Interested in more insights on becoming a better public speaker? Mack Collier offers his perspective as a social media expert in “The Introvert’s Guide to Speaking,” a recent post on his popular blog. He covers some important basics that are helpful to introverts and extroverts alike (e.g., tell stories), and points to the social aspects of public speaking. Collier recommends, for example, attending meetups or tweetups before conferences. Good idea—as long as you’ve rested up if you’re an introvert. All the better if you arrive with a few talking points or conversation starters. Get to know and honor the right level of social interaction for you—balancing your need for time to recharge and reflect with your need to learn from others and build your professional network.

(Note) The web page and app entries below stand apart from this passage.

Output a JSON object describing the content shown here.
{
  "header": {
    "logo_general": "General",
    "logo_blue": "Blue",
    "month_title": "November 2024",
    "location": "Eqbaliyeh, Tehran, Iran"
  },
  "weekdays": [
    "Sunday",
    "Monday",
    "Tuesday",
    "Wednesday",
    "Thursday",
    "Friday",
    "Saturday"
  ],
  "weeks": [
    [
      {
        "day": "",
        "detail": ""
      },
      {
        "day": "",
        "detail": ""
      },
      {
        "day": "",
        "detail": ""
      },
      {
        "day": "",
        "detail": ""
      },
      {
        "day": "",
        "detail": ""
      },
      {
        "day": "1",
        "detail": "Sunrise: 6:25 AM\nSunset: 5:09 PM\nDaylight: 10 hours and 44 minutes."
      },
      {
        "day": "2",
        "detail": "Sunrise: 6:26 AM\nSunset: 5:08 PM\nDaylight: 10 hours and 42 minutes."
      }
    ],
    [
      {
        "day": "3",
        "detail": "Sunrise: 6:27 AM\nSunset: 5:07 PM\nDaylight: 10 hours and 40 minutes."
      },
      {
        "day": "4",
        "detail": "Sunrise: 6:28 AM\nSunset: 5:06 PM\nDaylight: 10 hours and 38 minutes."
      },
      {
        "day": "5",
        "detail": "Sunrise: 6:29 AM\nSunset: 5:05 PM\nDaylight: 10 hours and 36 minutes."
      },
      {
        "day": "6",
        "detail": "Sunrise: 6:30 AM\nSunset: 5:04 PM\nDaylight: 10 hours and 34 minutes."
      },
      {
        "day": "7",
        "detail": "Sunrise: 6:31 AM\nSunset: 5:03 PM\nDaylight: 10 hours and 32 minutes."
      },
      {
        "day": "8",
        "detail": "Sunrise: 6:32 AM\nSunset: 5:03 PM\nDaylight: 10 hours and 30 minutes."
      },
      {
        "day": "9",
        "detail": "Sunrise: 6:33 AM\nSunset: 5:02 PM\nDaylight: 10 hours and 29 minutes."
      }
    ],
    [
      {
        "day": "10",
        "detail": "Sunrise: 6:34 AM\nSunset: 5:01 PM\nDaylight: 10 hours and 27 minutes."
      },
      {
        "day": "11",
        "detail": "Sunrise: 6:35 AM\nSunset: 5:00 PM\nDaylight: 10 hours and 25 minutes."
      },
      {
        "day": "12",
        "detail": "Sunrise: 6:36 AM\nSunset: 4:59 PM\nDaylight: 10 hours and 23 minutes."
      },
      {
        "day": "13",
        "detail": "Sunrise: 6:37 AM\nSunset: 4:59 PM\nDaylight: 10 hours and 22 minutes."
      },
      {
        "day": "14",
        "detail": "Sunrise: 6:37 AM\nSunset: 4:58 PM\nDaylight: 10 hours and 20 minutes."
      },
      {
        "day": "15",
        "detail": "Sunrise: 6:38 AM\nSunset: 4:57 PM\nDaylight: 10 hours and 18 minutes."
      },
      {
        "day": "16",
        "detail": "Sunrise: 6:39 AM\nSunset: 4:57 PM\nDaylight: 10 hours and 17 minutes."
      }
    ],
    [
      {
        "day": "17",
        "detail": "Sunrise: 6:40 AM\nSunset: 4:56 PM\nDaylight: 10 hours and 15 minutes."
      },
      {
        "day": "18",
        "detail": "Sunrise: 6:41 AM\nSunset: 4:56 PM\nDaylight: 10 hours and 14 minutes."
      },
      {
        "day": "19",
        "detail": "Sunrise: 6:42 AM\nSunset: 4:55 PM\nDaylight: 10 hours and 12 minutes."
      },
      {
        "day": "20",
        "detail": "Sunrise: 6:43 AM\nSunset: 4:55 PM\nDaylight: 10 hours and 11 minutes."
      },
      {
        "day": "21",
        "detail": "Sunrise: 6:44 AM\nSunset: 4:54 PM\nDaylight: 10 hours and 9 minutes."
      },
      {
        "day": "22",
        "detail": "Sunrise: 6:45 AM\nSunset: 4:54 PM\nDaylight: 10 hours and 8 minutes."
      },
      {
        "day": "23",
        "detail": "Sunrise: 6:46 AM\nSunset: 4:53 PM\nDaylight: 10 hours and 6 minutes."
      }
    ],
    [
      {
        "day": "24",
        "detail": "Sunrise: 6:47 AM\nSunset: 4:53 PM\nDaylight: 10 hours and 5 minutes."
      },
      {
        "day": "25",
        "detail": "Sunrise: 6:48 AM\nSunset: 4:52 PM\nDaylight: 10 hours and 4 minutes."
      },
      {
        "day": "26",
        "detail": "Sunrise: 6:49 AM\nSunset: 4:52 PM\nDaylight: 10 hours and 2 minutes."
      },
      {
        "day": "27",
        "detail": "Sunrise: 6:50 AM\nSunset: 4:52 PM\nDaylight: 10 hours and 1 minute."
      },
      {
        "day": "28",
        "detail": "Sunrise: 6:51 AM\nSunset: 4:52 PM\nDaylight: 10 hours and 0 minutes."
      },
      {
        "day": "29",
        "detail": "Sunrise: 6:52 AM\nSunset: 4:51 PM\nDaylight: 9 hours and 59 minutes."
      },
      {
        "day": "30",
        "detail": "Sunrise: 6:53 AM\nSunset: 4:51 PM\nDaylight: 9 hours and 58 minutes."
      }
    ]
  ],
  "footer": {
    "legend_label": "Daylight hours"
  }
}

Collier offers good self-promotion advice about closing your presentation. “Make sure the audience understands that you want the session to be the START of a connection between you and them, not the end,” he says. Collier recommends that you encourage your audience to e-mail you with questions, connect with you on Twitter.
Polishing your presentation skills is one of the greatest investments you can make in your career, whatever level you’re at. So I hope you’re out there practicing this incredibly important skill set by speaking anyplace, large or small, whenever you can. If you’re just getting started or looking to brush up your skills, seek out opportunities to speak, even for a few minutes a week (e.g., kicking off meetings, introducing other speakers). If you’re further along as a speaker, continually build your skills by focusing on one or two aspects (e.g., hand gestures, Q&A) you want to improve each time you speak. If fear is holding you back, get the support by taking classes, hiring a coach, forming or joining a public speaking special interest group at a professional organization, and/or joining Toastmasters International. CLICK HERE for Collier’s story.